In this analysis the orbital parameters of those galaxies up to 1.5 million l.y. away have been inferrred, which has allowed the introduction, for the first time, of a three dimensional gravitational potential which was essential because the calculations are affected by the presence of the dark matter halo of the Large Magellanic Cloud.
The results of this study affect a number of areas of knowledge of our own Galaxy and its system of satellites.. It has shown that the gravitational action of the Large Magellanic Cloud modifies the orbits of the majority of the satellite galaxies of the Milky Way. But it is also the case that six of the detected systems have probably been satellites of the Large Magellanic Cloud, three which may have been associated with it, and one which seems to have been recently captured. It also seems probable that those systems embedded in flows, such as Bootes III and Tucanae III have passed within less than 32,000 light years of the centre of the Milky Way, which confirm predictions that the flows in which they are embedded are the result of gravitational capture (galactic cannibalism).
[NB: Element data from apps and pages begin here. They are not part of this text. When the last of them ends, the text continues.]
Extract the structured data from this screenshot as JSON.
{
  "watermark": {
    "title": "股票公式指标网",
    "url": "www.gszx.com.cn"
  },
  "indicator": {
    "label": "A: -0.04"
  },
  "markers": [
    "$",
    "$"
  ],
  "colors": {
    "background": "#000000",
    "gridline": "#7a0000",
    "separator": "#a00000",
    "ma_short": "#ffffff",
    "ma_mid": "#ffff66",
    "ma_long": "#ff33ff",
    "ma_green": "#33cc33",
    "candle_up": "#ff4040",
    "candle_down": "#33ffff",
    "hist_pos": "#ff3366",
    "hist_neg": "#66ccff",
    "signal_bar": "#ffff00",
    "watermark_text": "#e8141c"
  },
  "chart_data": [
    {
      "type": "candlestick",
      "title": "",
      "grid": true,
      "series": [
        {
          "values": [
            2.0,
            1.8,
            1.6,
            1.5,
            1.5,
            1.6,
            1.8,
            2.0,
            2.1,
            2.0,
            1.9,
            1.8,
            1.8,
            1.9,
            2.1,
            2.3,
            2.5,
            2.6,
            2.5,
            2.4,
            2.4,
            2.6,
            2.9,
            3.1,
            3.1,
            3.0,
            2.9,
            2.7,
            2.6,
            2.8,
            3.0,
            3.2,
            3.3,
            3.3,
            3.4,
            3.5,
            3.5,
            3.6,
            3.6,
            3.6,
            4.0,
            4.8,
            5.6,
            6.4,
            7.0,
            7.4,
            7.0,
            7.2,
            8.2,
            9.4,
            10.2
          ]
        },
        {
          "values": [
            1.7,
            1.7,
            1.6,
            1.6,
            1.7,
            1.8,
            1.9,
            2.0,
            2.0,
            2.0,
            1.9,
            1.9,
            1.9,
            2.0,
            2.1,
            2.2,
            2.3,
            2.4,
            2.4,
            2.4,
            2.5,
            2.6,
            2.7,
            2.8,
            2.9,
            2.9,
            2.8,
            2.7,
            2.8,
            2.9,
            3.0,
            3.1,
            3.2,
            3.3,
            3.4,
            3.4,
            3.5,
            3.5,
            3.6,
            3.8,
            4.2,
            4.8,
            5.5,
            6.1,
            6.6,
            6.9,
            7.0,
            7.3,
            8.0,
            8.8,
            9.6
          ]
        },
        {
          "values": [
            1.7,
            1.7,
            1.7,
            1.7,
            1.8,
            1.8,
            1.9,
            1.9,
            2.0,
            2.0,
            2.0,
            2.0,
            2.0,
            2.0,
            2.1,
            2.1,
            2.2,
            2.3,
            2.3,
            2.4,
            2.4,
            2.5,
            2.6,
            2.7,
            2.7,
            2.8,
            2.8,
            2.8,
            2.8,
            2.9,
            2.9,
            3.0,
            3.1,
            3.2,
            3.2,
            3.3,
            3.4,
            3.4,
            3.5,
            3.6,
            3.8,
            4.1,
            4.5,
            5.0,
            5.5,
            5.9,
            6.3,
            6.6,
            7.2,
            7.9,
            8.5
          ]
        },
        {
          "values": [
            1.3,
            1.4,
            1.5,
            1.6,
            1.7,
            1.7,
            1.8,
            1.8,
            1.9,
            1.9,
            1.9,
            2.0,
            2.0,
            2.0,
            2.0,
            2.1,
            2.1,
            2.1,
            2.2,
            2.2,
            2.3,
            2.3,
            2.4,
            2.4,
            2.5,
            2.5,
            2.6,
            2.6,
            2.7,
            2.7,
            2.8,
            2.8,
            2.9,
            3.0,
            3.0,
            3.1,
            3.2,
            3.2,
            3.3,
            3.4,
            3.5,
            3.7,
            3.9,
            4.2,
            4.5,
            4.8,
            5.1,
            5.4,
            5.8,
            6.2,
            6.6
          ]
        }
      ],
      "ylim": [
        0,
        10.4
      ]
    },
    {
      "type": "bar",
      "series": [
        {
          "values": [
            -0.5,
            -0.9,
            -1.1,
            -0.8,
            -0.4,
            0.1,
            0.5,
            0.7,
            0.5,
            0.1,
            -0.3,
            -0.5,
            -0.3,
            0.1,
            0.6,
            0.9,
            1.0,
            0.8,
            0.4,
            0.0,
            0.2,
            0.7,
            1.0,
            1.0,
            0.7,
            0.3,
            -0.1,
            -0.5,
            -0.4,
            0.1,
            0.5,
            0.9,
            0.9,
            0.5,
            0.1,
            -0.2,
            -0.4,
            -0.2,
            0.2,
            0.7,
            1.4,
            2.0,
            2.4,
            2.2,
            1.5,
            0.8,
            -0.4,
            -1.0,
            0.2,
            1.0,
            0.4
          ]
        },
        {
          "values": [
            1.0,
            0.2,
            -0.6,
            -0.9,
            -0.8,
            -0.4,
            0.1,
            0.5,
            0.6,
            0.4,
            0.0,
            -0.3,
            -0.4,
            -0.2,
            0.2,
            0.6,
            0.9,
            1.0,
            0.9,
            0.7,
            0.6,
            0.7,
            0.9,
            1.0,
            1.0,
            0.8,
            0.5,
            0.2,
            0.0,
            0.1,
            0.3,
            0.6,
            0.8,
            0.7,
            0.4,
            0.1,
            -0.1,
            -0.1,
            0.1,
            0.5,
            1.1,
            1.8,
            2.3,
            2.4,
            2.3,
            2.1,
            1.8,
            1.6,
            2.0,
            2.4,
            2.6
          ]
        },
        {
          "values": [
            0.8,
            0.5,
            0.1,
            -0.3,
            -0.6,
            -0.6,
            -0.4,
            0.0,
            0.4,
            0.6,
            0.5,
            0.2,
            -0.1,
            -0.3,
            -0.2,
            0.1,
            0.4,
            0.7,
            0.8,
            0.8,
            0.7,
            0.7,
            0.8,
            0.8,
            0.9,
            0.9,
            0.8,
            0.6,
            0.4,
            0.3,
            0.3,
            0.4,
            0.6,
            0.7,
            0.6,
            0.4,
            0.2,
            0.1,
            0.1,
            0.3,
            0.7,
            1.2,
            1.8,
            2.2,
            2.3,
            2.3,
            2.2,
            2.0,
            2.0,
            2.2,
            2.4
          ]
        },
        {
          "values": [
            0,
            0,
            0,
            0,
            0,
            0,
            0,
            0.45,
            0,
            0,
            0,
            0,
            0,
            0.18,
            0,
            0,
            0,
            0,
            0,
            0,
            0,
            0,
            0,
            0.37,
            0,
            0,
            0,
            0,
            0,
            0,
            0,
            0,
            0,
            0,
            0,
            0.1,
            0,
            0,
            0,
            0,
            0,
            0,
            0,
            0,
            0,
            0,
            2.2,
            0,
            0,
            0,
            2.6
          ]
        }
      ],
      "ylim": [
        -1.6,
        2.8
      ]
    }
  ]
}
The astronomer is participating in the symposium “First Science with Gaia” within the EWASS 2015 conference